| EXTRACTED ENTRIES |
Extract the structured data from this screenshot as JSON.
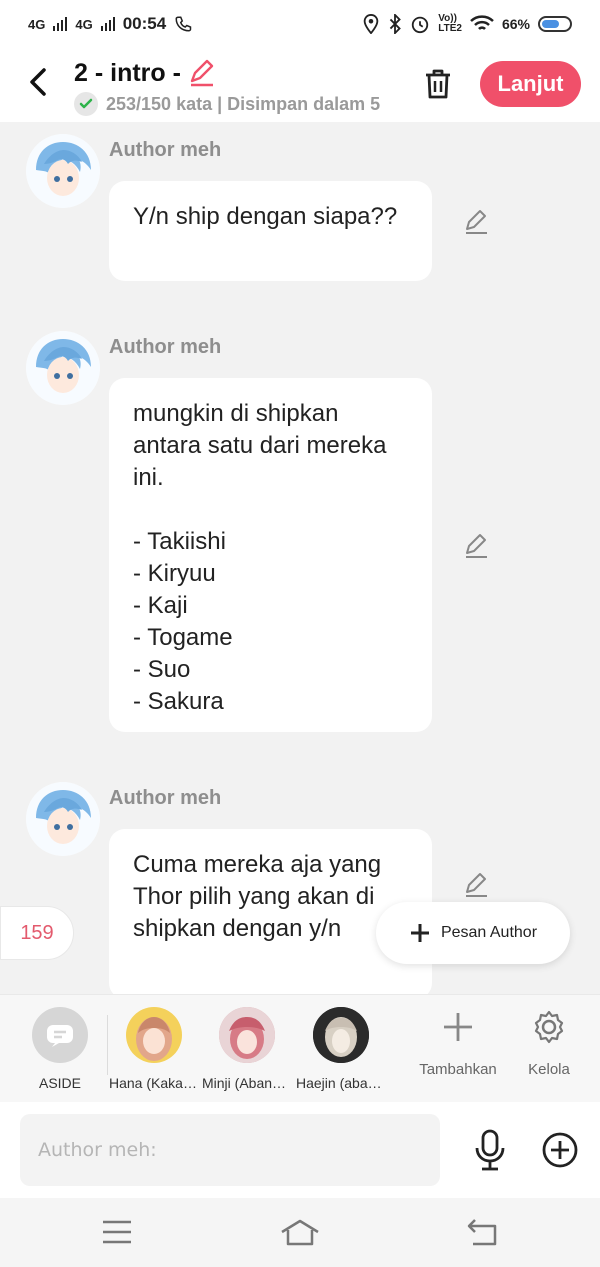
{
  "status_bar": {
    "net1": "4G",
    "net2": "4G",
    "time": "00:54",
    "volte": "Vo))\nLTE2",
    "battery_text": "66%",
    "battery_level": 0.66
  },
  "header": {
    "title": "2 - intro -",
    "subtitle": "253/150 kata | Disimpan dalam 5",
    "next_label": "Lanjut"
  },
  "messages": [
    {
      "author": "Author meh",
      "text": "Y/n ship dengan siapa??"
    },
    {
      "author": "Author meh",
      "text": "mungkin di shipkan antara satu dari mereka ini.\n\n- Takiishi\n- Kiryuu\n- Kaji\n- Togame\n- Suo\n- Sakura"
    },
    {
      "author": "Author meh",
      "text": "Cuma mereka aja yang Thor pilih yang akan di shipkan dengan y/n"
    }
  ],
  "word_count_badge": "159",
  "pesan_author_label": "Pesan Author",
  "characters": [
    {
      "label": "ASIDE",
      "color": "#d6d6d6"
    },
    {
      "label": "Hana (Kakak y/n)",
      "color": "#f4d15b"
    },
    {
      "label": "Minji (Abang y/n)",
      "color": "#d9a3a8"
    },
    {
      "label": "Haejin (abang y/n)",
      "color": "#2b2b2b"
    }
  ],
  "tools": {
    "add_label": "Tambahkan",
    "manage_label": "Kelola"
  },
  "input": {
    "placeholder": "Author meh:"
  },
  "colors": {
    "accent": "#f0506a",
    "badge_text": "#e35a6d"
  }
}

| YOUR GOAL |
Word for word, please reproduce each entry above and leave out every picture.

| ANSWER SECTION |
Extract the structured data from this screenshot as JSON.
{
  "status_bar": {
    "net1": "4G",
    "net2": "4G",
    "time": "00:54",
    "volte": "Vo))\nLTE2",
    "battery_text": "66%",
    "battery_level": 0.66
  },
  "header": {
    "title": "2 - intro -",
    "subtitle": "253/150 kata | Disimpan dalam 5",
    "next_label": "Lanjut"
  },
  "messages": [
    {
      "author": "Author meh",
      "text": "Y/n ship dengan siapa??"
    },
    {
      "author": "Author meh",
      "text": "mungkin di shipkan antara satu dari mereka ini.\n\n- Takiishi\n- Kiryuu\n- Kaji\n- Togame\n- Suo\n- Sakura"
    },
    {
      "author": "Author meh",
      "text": "Cuma mereka aja yang Thor pilih yang akan di shipkan dengan y/n"
    }
  ],
  "word_count_badge": "159",
  "pesan_author_label": "Pesan Author",
  "characters": [
    {
      "label": "ASIDE",
      "color": "#d6d6d6"
    },
    {
      "label": "Hana (Kakak y/n)",
      "color": "#f4d15b"
    },
    {
      "label": "Minji (Abang y/n)",
      "color": "#d9a3a8"
    },
    {
      "label": "Haejin (abang y/n)",
      "color": "#2b2b2b"
    }
  ],
  "tools": {
    "add_label": "Tambahkan",
    "manage_label": "Kelola"
  },
  "input": {
    "placeholder": "Author meh:"
  },
  "colors": {
    "accent": "#f0506a",
    "badge_text": "#e35a6d"
  }
}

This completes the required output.